-- Opening Marker --
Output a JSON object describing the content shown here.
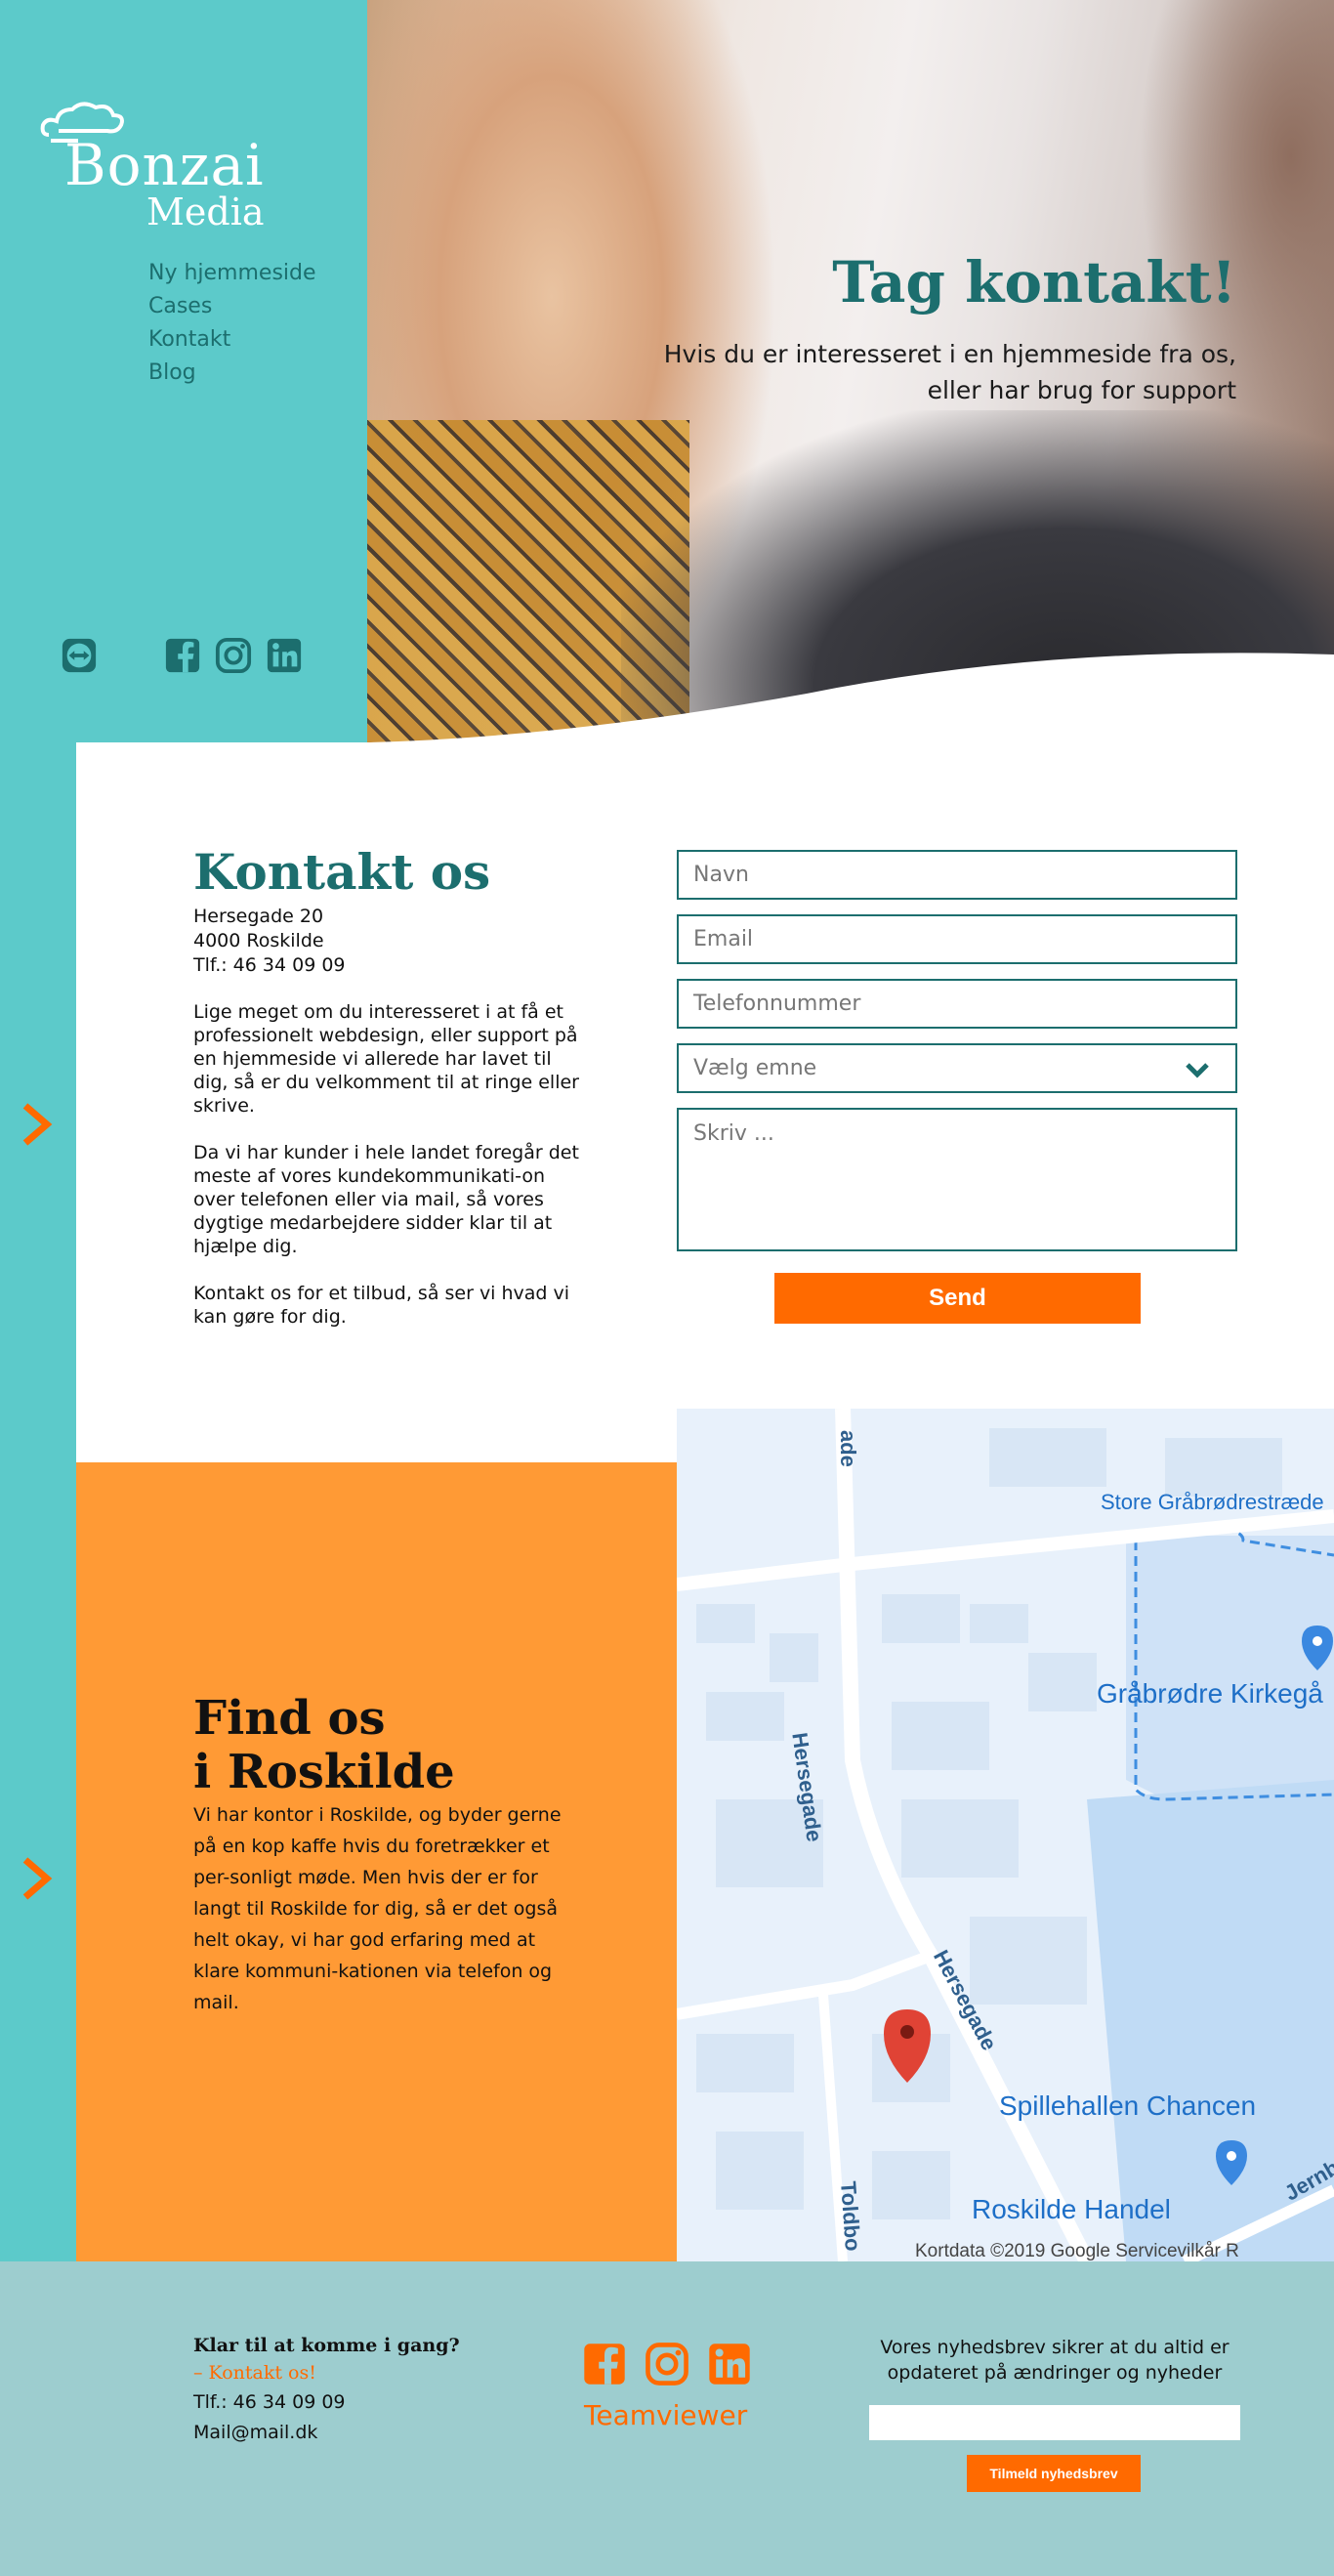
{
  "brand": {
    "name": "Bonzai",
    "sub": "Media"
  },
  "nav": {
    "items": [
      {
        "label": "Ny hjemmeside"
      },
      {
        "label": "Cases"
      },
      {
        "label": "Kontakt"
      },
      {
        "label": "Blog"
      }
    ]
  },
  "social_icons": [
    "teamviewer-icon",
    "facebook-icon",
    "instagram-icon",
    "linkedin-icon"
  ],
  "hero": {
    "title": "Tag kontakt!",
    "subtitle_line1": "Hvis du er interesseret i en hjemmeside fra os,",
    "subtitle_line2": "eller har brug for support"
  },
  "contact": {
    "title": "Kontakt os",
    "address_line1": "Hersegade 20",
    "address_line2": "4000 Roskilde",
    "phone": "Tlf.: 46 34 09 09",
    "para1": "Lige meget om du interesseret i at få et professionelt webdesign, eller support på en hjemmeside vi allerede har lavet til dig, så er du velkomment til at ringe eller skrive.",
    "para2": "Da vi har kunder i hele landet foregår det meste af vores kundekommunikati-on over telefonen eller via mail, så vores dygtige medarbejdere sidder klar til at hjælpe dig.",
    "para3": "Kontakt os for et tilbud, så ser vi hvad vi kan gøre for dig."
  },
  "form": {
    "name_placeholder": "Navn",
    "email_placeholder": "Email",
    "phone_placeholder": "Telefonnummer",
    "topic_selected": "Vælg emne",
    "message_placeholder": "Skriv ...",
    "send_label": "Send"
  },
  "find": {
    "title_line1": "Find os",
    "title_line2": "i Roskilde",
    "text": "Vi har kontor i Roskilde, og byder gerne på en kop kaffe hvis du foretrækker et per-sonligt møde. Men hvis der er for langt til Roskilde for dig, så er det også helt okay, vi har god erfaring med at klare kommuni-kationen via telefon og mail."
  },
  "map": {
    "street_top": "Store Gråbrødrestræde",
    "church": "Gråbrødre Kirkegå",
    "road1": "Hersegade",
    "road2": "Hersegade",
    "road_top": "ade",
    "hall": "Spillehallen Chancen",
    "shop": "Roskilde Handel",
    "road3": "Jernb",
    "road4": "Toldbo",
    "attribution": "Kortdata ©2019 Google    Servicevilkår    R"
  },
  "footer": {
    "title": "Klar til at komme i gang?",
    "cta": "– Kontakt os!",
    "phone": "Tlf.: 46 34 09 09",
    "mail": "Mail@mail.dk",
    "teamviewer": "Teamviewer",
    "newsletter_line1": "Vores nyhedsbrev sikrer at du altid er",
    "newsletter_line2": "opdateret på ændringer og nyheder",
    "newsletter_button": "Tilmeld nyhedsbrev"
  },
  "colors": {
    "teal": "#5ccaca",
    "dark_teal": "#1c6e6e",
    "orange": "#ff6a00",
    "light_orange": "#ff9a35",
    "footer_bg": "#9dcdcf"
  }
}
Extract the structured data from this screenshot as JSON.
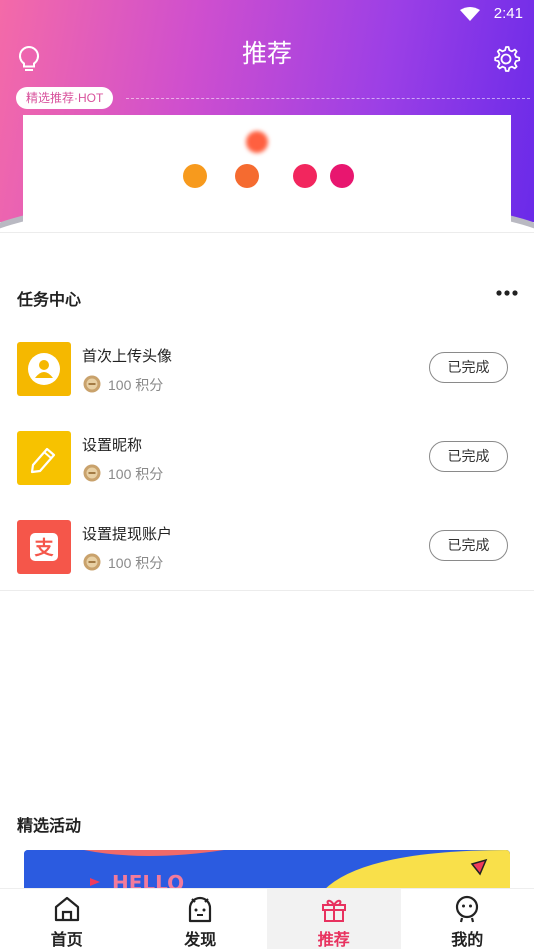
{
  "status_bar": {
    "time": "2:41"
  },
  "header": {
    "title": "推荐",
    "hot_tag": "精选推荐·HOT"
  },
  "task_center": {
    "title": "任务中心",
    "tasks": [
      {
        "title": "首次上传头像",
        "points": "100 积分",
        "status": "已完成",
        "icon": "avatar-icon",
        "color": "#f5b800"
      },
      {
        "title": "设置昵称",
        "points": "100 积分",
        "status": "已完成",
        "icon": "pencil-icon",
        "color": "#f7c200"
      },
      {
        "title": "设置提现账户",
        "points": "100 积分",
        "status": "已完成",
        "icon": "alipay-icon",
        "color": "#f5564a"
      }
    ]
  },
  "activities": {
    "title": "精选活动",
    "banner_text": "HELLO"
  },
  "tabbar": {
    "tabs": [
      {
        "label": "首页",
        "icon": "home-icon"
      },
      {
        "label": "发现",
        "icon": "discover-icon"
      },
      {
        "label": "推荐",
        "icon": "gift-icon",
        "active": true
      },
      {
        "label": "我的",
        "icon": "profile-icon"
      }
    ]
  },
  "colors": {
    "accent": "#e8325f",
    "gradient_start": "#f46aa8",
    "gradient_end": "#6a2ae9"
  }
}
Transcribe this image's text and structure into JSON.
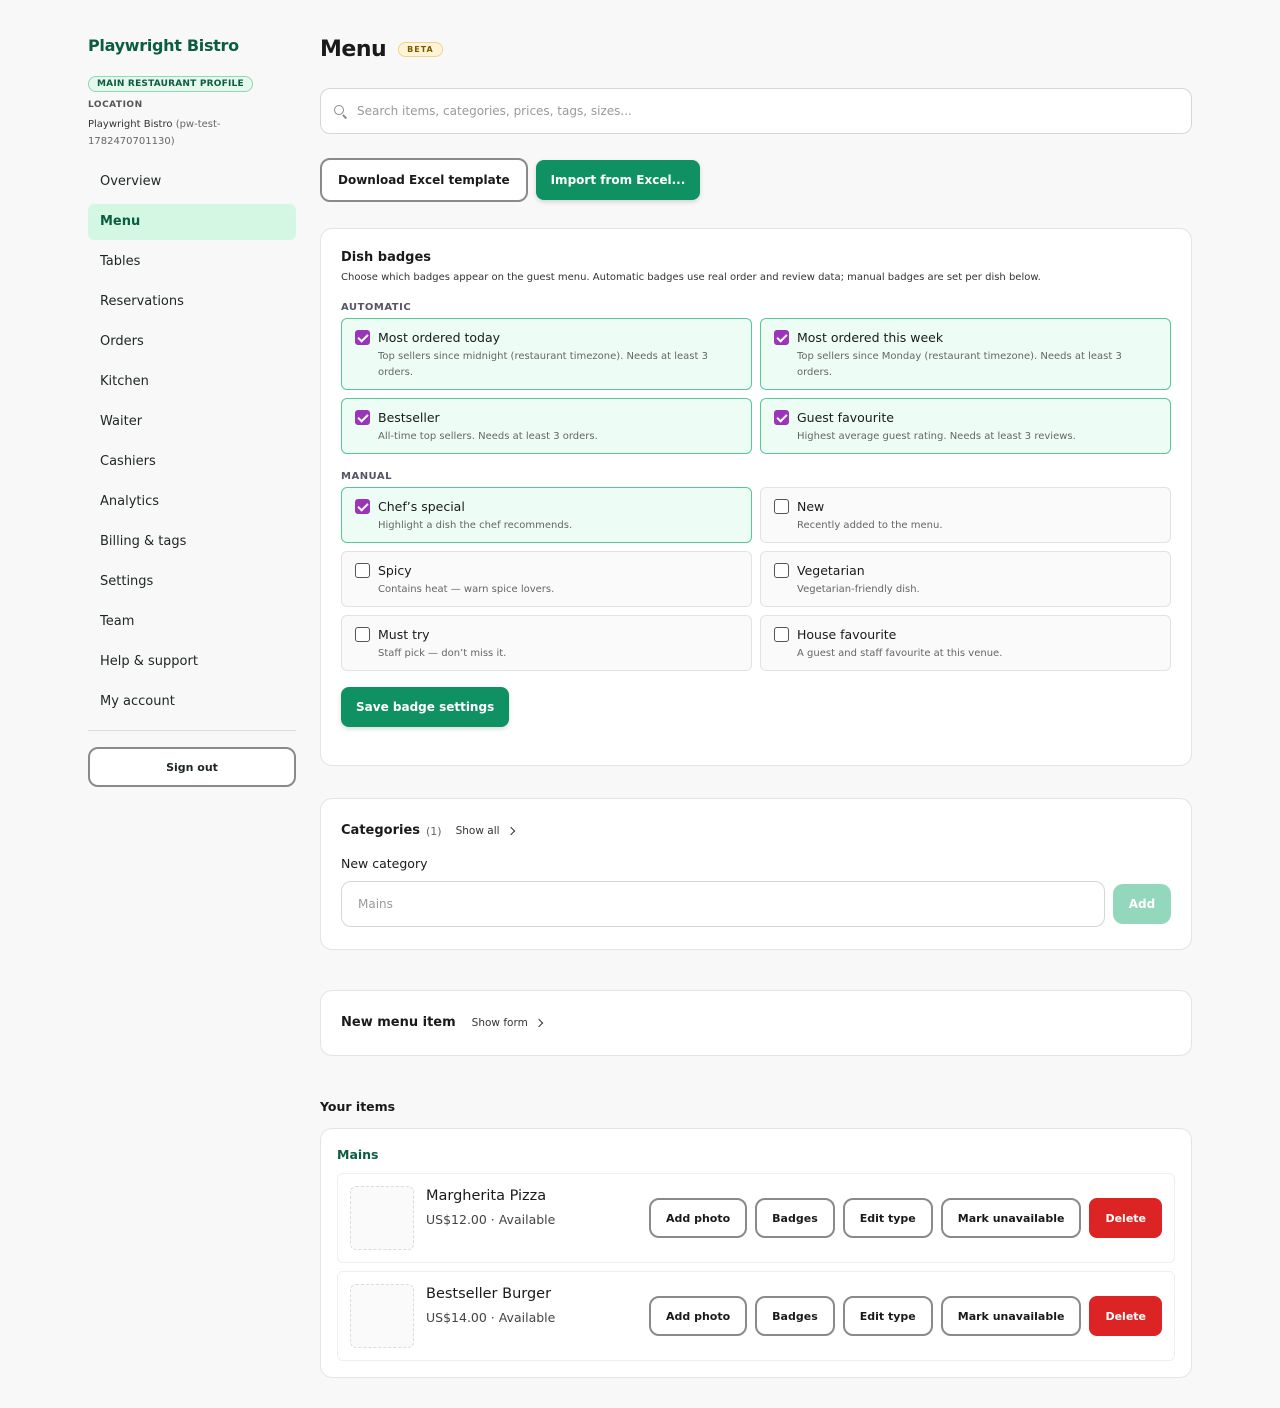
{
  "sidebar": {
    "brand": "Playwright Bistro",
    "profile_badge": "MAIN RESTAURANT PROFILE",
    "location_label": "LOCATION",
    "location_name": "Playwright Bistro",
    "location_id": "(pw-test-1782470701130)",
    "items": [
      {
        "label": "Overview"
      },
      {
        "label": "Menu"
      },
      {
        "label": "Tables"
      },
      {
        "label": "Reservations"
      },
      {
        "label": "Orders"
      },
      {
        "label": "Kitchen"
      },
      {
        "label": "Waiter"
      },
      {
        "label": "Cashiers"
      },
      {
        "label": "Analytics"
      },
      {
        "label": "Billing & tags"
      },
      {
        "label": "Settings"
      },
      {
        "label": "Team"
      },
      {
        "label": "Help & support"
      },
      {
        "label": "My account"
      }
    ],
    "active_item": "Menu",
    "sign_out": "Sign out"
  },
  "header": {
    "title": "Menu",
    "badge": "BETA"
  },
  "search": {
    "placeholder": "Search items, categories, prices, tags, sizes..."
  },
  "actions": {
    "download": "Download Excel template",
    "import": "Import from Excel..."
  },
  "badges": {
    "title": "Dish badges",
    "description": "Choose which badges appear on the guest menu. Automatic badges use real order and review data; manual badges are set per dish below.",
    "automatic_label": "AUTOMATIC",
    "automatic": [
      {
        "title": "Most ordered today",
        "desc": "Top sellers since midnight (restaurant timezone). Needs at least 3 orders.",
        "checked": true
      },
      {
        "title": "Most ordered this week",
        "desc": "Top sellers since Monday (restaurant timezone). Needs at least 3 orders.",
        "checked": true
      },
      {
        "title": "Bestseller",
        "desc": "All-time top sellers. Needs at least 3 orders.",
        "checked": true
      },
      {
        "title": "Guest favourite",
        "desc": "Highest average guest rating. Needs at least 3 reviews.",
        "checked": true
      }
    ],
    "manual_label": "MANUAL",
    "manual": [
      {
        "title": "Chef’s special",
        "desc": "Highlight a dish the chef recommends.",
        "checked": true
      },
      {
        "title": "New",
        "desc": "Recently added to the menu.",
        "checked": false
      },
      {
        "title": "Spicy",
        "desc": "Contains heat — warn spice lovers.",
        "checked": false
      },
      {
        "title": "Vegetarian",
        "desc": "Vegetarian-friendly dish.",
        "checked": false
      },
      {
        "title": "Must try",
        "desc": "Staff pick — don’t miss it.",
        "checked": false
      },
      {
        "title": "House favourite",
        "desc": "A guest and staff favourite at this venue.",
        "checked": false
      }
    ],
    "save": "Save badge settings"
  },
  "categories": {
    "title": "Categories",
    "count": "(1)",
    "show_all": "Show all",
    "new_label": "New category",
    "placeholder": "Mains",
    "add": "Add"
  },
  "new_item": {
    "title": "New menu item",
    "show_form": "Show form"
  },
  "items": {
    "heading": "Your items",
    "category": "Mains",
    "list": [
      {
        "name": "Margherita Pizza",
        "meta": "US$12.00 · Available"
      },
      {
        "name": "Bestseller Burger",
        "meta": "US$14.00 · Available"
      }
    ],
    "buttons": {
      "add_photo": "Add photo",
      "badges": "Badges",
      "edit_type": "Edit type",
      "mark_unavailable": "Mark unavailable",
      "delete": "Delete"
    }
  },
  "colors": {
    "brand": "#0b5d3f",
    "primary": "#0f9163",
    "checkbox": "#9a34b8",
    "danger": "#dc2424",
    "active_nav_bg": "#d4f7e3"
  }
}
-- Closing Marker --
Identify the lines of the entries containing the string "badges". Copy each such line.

  "badges": {
    "title": "Dish badges",
    "description": "Choose which badges appear on the guest menu. Automatic badges use real order and review data; manual badges are set per dish below.",
      "badges": "Badges",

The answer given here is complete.